WASHINGTON — Democrats haven't found a solid challenger to GOP Sen. Scott Brown in liberal Massachusetts next year, stoking concerns the party could blow its best shot to take back the seat held for nearly a half-century by the late Sen. Edward Kennedy.
It's a seat close to Democrats' hearts, still raw from their humiliating loss to the upstart Brown in 2010.
The senator's widow, Vicki Kennedy, has flatly ruled out running. So did former Rep. Joe Kennedy, who joked he was "feeling ill all of a sudden" when reporters recently asked him about challenging Brown.
The state's leading Democrat, Gov. Deval Patrick, insists he's not interested. Former Rep. Martin Meehan, flush with $4.8 million in campaign cash, has rejected pleas from party officials to jump in.

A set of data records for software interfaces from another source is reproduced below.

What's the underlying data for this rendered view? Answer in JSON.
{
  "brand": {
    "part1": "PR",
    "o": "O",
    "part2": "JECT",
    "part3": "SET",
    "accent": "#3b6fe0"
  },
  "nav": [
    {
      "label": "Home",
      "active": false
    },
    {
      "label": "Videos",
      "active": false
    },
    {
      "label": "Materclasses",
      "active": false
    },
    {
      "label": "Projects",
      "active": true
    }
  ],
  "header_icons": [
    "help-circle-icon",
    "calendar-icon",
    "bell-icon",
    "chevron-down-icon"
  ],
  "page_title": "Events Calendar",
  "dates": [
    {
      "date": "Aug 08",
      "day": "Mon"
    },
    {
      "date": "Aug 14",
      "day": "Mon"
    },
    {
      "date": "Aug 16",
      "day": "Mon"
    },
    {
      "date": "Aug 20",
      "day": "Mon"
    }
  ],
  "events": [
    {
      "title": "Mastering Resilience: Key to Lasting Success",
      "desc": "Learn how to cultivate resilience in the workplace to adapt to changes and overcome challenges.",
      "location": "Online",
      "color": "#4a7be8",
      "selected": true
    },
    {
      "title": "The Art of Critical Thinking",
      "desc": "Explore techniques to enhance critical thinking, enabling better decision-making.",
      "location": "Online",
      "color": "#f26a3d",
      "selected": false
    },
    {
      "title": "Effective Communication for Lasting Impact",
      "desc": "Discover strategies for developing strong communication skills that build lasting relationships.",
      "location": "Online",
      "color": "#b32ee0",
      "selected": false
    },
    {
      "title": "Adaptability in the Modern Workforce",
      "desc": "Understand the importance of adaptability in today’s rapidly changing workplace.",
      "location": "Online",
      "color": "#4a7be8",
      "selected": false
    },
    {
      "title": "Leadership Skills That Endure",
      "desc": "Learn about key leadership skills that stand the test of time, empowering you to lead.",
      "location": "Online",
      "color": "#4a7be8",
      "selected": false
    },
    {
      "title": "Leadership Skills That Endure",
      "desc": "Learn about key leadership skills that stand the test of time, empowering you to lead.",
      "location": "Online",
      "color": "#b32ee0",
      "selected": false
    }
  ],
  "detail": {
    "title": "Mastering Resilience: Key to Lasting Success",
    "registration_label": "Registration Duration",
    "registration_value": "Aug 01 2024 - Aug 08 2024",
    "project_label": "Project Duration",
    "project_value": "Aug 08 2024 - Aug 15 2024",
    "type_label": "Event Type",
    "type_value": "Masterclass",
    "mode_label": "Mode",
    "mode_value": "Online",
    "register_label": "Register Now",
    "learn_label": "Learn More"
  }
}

Boston Mayor Thomas Menino, who rarely minces words, described Brown's prospects bluntly.
"There's nobody that can beat him," he told the Boston Herald recently.
With a crowded field of lesser-known candidates expected to run, Democrats fret that a long, costly and divisive primary could sink their hopes of reclaiming a seat they feel they never should have lost. Democrats are facing a tough fight in 2012 to hang onto their slim majority in the Senate.
"The looming liability right now for the Democrats is to go through a bloody, messy and expensive primary and then turn around with just six weeks to take on Scott Brown," said Mary Anne Marsh, a Democratic analyst in Boston. "So that's why Democrats have to think long and hard about who is running and trying to solidify behind someone who has the best shot at beating Scott Brown."
Rep. Michael Capuano, a potential challenger whose district includes Harvard Square and Cambridge, said rallying behind a single candidate would boost his party's chances considerably.